Website and app data records
BEGIN

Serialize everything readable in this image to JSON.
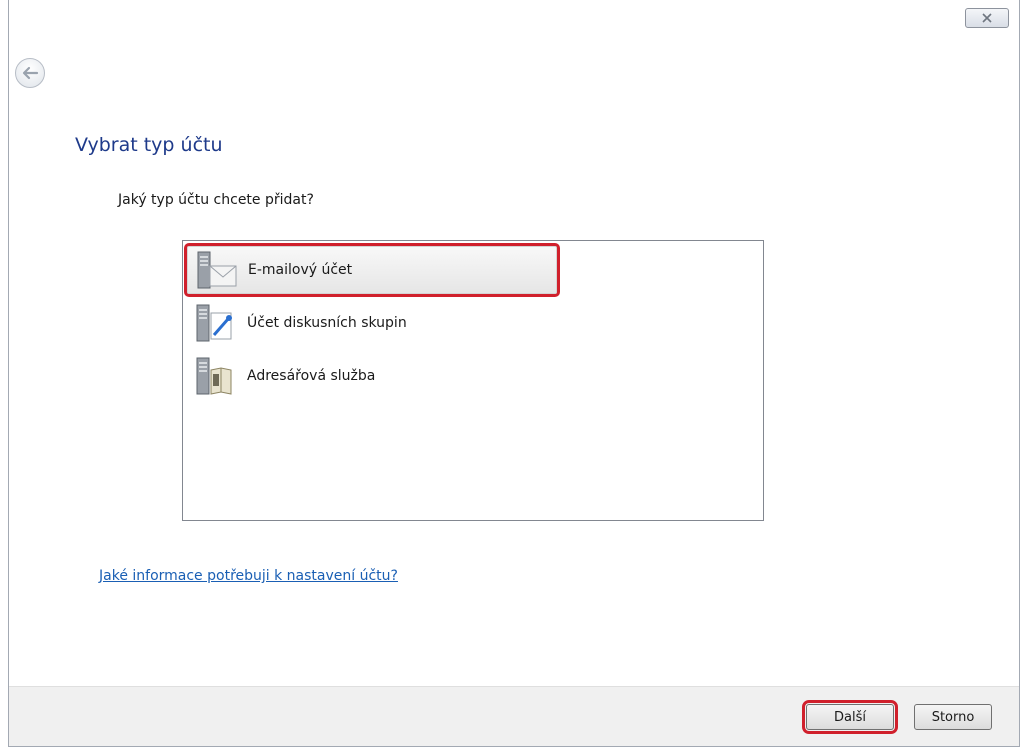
{
  "window": {
    "close_glyph": "☒",
    "title": "Vybrat typ účtu",
    "question": "Jaký typ účtu chcete přidat?"
  },
  "account_types": [
    {
      "label": "E-mailový účet",
      "icon": "email-server-icon",
      "selected": true
    },
    {
      "label": "Účet diskusních skupin",
      "icon": "newsgroup-server-icon",
      "selected": false
    },
    {
      "label": "Adresářová služba",
      "icon": "directory-service-icon",
      "selected": false
    }
  ],
  "help_link": "Jaké informace potřebuji k nastavení účtu?",
  "footer": {
    "next_label": "Další",
    "cancel_label": "Storno"
  },
  "colors": {
    "title": "#1e3a8a",
    "link": "#1a5fb4",
    "highlight": "#d0202c"
  }
}
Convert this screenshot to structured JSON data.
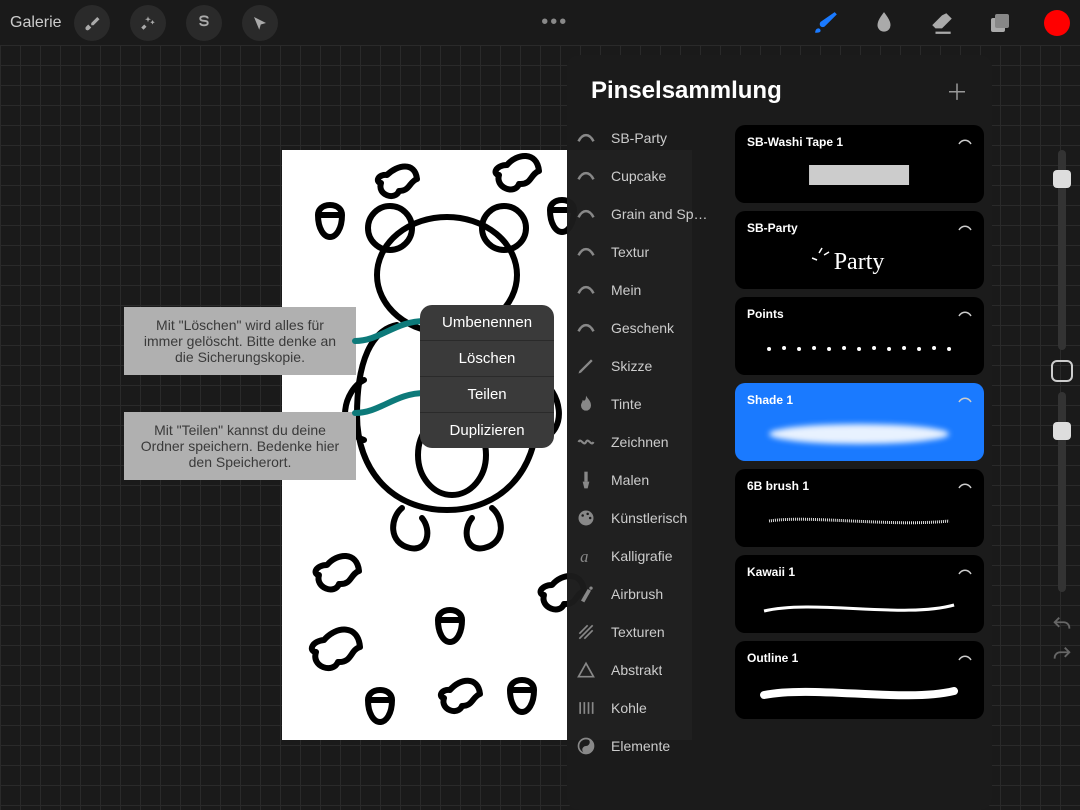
{
  "toolbar": {
    "gallery": "Galerie",
    "brush_active": true,
    "color": "#ff0000"
  },
  "context_menu": {
    "items": [
      "Umbenennen",
      "Löschen",
      "Teilen",
      "Duplizieren"
    ]
  },
  "annotations": {
    "delete_hint": "Mit \"Löschen\" wird alles für immer gelöscht. Bitte denke an die Sicherungskopie.",
    "share_hint": "Mit \"Teilen\" kannst du deine Ordner speichern. Bedenke hier den Speicherort."
  },
  "brush_panel": {
    "title": "Pinselsammlung",
    "sets": [
      {
        "label": "SB-Party",
        "icon": "stroke"
      },
      {
        "label": "Cupcake",
        "icon": "stroke"
      },
      {
        "label": "Grain and Speckle by...",
        "icon": "stroke"
      },
      {
        "label": "Textur",
        "icon": "stroke"
      },
      {
        "label": "Mein",
        "icon": "stroke"
      },
      {
        "label": "Geschenk",
        "icon": "stroke"
      },
      {
        "label": "Skizze",
        "icon": "pencil"
      },
      {
        "label": "Tinte",
        "icon": "flame"
      },
      {
        "label": "Zeichnen",
        "icon": "squiggle"
      },
      {
        "label": "Malen",
        "icon": "paintbrush"
      },
      {
        "label": "Künstlerisch",
        "icon": "palette"
      },
      {
        "label": "Kalligrafie",
        "icon": "letter-a"
      },
      {
        "label": "Airbrush",
        "icon": "airbrush"
      },
      {
        "label": "Texturen",
        "icon": "hatch"
      },
      {
        "label": "Abstrakt",
        "icon": "triangle"
      },
      {
        "label": "Kohle",
        "icon": "lines"
      },
      {
        "label": "Elemente",
        "icon": "yinyang"
      }
    ],
    "brushes": [
      {
        "name": "SB-Washi Tape 1",
        "selected": false,
        "preview": "tape"
      },
      {
        "name": "SB-Party",
        "selected": false,
        "preview": "party"
      },
      {
        "name": "Points",
        "selected": false,
        "preview": "dots"
      },
      {
        "name": "Shade 1",
        "selected": true,
        "preview": "shade"
      },
      {
        "name": "6B brush 1",
        "selected": false,
        "preview": "pencil"
      },
      {
        "name": "Kawaii 1",
        "selected": false,
        "preview": "thin"
      },
      {
        "name": "Outline 1",
        "selected": false,
        "preview": "outline"
      }
    ]
  }
}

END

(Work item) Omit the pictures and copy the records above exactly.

(Solution to the problem)
Serialize everything readable in this image to JSON.
{
  "window": {
    "close_glyph": "☒",
    "title": "Vybrat typ účtu",
    "question": "Jaký typ účtu chcete přidat?"
  },
  "account_types": [
    {
      "label": "E-mailový účet",
      "icon": "email-server-icon",
      "selected": true
    },
    {
      "label": "Účet diskusních skupin",
      "icon": "newsgroup-server-icon",
      "selected": false
    },
    {
      "label": "Adresářová služba",
      "icon": "directory-service-icon",
      "selected": false
    }
  ],
  "help_link": "Jaké informace potřebuji k nastavení účtu?",
  "footer": {
    "next_label": "Další",
    "cancel_label": "Storno"
  },
  "colors": {
    "title": "#1e3a8a",
    "link": "#1a5fb4",
    "highlight": "#d0202c"
  }
}
Convert this screenshot to structured JSON data.
{
  "toolbar": {
    "gallery": "Galerie",
    "brush_active": true,
    "color": "#ff0000"
  },
  "context_menu": {
    "items": [
      "Umbenennen",
      "Löschen",
      "Teilen",
      "Duplizieren"
    ]
  },
  "annotations": {
    "delete_hint": "Mit \"Löschen\" wird alles für immer gelöscht. Bitte denke an die Sicherungskopie.",
    "share_hint": "Mit \"Teilen\" kannst du deine Ordner speichern. Bedenke hier den Speicherort."
  },
  "brush_panel": {
    "title": "Pinselsammlung",
    "sets": [
      {
        "label": "SB-Party",
        "icon": "stroke"
      },
      {
        "label": "Cupcake",
        "icon": "stroke"
      },
      {
        "label": "Grain and Speckle by...",
        "icon": "stroke"
      },
      {
        "label": "Textur",
        "icon": "stroke"
      },
      {
        "label": "Mein",
        "icon": "stroke"
      },
      {
        "label": "Geschenk",
        "icon": "stroke"
      },
      {
        "label": "Skizze",
        "icon": "pencil"
      },
      {
        "label": "Tinte",
        "icon": "flame"
      },
      {
        "label": "Zeichnen",
        "icon": "squiggle"
      },
      {
        "label": "Malen",
        "icon": "paintbrush"
      },
      {
        "label": "Künstlerisch",
        "icon": "palette"
      },
      {
        "label": "Kalligrafie",
        "icon": "letter-a"
      },
      {
        "label": "Airbrush",
        "icon": "airbrush"
      },
      {
        "label": "Texturen",
        "icon": "hatch"
      },
      {
        "label": "Abstrakt",
        "icon": "triangle"
      },
      {
        "label": "Kohle",
        "icon": "lines"
      },
      {
        "label": "Elemente",
        "icon": "yinyang"
      }
    ],
    "brushes": [
      {
        "name": "SB-Washi Tape 1",
        "selected": false,
        "preview": "tape"
      },
      {
        "name": "SB-Party",
        "selected": false,
        "preview": "party"
      },
      {
        "name": "Points",
        "selected": false,
        "preview": "dots"
      },
      {
        "name": "Shade 1",
        "selected": true,
        "preview": "shade"
      },
      {
        "name": "6B brush 1",
        "selected": false,
        "preview": "pencil"
      },
      {
        "name": "Kawaii 1",
        "selected": false,
        "preview": "thin"
      },
      {
        "name": "Outline 1",
        "selected": false,
        "preview": "outline"
      }
    ]
  }
}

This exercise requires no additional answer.